The Sturmgeschütz III originated from German experiences in World War I when it was discovered that, during the offensives on the western front, the infantry lacked the means to effectively engage fortifications. The artillery of the time was heavy and not mobile enough to keep up with the advancing infantry to destroy bunkers, pillboxes, and other minor obstacles with direct fire. Although the problem was well known in the German army, it was General Erich von Manstein who is considered the father of the Sturmartillerie ("assault artillery"). This is because the initial proposal was from (then) Colonel Erich von Manstein and submitted to General Ludwig Beck in 1935, suggesting that Sturmartillerie units should be used in a direct-fire support role for infantry divisions. On June 15, 1936, Daimler-Benz AG received an order to develop an armoured infantry support vehicle capable of mounting a 75 mm (2.95 in) calibre artillery piece.
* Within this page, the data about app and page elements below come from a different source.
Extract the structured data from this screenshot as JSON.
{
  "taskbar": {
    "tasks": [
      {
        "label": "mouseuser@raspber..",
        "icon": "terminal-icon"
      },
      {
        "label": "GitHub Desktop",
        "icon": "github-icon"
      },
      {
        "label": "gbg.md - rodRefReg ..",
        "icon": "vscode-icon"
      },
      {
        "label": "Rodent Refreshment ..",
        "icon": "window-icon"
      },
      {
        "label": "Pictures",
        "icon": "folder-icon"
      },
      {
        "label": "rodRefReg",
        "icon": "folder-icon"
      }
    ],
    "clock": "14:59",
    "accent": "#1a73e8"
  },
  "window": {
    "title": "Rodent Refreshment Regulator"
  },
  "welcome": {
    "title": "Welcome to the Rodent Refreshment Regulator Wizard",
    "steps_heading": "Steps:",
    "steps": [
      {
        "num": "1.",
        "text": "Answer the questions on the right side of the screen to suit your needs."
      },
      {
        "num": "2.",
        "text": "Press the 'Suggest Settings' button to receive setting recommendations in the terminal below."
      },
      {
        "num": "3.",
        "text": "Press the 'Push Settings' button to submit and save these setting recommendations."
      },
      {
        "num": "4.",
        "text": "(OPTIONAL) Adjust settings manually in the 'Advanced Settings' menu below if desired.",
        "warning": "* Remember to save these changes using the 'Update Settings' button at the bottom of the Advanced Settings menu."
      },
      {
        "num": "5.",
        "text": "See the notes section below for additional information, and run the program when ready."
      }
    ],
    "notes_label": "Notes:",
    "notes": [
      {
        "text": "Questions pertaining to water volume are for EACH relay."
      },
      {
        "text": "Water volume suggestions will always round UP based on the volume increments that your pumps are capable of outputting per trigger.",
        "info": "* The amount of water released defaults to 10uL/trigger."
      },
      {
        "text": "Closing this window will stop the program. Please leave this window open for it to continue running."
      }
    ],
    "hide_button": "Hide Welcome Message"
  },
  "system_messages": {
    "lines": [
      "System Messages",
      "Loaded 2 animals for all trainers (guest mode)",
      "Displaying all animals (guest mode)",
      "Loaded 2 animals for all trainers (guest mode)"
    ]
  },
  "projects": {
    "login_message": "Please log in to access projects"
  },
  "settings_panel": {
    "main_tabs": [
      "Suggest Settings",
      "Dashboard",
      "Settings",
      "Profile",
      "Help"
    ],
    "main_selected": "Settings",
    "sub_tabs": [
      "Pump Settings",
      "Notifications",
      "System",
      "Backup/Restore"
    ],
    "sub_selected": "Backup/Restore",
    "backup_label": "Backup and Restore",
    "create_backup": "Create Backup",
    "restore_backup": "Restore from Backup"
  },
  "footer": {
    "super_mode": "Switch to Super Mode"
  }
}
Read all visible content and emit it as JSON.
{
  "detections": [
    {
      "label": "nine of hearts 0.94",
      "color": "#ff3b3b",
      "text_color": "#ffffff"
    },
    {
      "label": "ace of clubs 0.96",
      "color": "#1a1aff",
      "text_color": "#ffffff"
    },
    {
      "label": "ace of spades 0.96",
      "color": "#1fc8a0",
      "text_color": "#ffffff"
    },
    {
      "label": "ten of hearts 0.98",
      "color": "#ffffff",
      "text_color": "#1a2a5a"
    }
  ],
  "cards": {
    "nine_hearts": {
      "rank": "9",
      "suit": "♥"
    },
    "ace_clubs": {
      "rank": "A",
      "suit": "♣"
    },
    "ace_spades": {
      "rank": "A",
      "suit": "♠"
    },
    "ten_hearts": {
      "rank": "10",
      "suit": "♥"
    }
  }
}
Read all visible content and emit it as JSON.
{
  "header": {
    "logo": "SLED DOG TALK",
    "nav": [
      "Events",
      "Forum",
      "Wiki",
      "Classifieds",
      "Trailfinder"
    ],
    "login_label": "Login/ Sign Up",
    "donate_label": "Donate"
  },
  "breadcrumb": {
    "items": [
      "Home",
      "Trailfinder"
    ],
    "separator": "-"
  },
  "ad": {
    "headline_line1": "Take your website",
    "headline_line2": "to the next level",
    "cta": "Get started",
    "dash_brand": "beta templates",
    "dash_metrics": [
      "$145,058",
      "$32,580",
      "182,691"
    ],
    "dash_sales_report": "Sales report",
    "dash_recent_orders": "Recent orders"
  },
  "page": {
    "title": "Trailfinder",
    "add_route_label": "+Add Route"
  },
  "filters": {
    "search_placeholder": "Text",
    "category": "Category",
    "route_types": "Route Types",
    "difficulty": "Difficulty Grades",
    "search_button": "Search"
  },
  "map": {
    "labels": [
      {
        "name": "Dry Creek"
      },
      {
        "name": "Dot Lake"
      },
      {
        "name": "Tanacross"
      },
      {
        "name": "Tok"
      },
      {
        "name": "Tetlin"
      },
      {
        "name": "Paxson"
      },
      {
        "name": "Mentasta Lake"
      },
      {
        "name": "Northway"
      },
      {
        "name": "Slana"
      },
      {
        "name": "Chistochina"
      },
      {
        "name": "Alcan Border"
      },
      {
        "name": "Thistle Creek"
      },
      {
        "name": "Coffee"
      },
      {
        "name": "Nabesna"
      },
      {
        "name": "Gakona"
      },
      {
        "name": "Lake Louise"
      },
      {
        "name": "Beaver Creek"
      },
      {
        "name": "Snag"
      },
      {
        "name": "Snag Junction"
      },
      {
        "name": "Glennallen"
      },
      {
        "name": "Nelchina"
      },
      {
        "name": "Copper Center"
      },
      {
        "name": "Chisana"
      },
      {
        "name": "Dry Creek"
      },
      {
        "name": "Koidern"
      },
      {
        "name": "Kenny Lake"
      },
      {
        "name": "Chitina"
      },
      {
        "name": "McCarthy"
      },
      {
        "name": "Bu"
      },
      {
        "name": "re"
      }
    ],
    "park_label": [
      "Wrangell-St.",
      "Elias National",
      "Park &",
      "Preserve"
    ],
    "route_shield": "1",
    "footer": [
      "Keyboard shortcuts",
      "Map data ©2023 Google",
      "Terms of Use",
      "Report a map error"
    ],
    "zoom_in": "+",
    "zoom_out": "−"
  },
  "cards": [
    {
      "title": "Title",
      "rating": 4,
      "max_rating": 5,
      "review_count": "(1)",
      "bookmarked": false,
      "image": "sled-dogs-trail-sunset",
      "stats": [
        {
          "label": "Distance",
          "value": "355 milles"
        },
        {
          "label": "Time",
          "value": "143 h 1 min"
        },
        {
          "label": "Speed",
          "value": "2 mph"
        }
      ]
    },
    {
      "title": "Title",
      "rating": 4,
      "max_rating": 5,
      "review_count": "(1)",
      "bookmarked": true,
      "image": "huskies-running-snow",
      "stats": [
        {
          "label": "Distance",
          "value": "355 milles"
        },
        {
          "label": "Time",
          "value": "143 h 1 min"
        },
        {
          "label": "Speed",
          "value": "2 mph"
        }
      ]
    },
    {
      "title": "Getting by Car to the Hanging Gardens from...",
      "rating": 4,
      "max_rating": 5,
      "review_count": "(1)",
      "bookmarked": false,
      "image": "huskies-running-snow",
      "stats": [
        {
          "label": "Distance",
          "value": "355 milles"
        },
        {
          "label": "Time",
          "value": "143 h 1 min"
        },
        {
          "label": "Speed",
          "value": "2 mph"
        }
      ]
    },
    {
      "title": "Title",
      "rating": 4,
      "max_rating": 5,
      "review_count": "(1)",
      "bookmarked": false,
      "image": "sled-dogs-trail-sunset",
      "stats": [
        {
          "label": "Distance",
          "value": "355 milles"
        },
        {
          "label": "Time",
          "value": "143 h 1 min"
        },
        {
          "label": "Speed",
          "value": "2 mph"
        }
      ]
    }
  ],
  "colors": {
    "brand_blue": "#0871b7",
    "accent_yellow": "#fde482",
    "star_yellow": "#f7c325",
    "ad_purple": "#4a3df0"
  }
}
The gun mount's fixed, fully integrated casemate superstructure was to allow a limited traverse of a minimum of 25° and provide overhead protection for the crew. The height of the vehicle was not to exceed that of the average soldier.
Daimler-Benz AG used the chassis and running gear of its recently designed Panzer III medium tank as a basis for the new vehicle. Prototype manufacture was passed over to Alkett, which produced five prototypes in 1937 on Panzer III Ausf. B chassis. These prototypes featured a mild steel superstructure and Krupp’s short-barrelled, howitzer-like in appearance, 75 mm StuK 37 L/24 cannon. Production vehicles with this gun were known as StuG III Ausführung (version) A to E.
While the StuG III was considered self-propelled artillery, it was not initially clear which land combat arm of the Wehrmacht Heer would handle the new weapon. The Panzer arm, the natural user of tracked fighting vehicles, had no resources to spare for the formation of StuG units, and neither did the infantry branch. It was agreed, after a discussion, it would best be employed as part of the artillery arm.
The StuGs were organized into battalions (later renamed "brigades" for disinformation purposes) and followed their own specific doctrine. Infantry support using direct-fire was its intended role. Later there was also a strong emphasis on destroying enemy armour whenever encountered.
As the StuG III was designed to fill an infantry close support combat role, early models were fitted with a low-velocity 75 mm StuK 37 L/24 gun to destroy soft-skin targets and fortifications. After the Germans encountered the Soviet KV-1 and T-34 tanks, the StuG III was first equipped with a high-velocity 75 mm StuK 40 L/43 main gun (Spring 1942) and in Autumn 1942 with the slightly longer 75 mm StuK 40 L/48 gun. These versions were known as the Sturmgeschütz 40 Ausführung F, Ausf. F/8 and Ausf. G.
When the StuG IV entered production in late 1943 and early 1944, the "III" was added to the name to separate it from the Panzer IV-based assault guns. All previous and following models were thereafter known as Sturmgeschütz III.
Beginning with the StuG III Ausf. G from December 1942, a 7.92 mm MG34 machine gun could be mounted on a shield on top of the superstructure for added anti-infantry protection. Some of the F/8 models were retrofitted with a shield as well. Many of the later StuG III Ausf. G models were equipped with an additional coaxial 7.92 mm MG34.
The vehicles of the Sturmgeschütz series were cheaper and faster to build than contemporary German tanks; at 82,500 RM, a StuG III Ausf G was cheaper than a Panzer III Ausf. M, which cost 103,163 RM. This was due to the omission of the turret, which greatly simplified manufacture and allowed the chassis to carry a larger gun than it could otherwise. By the end of the war, ~11,300 StuG IIIs and StuH 42s had been built.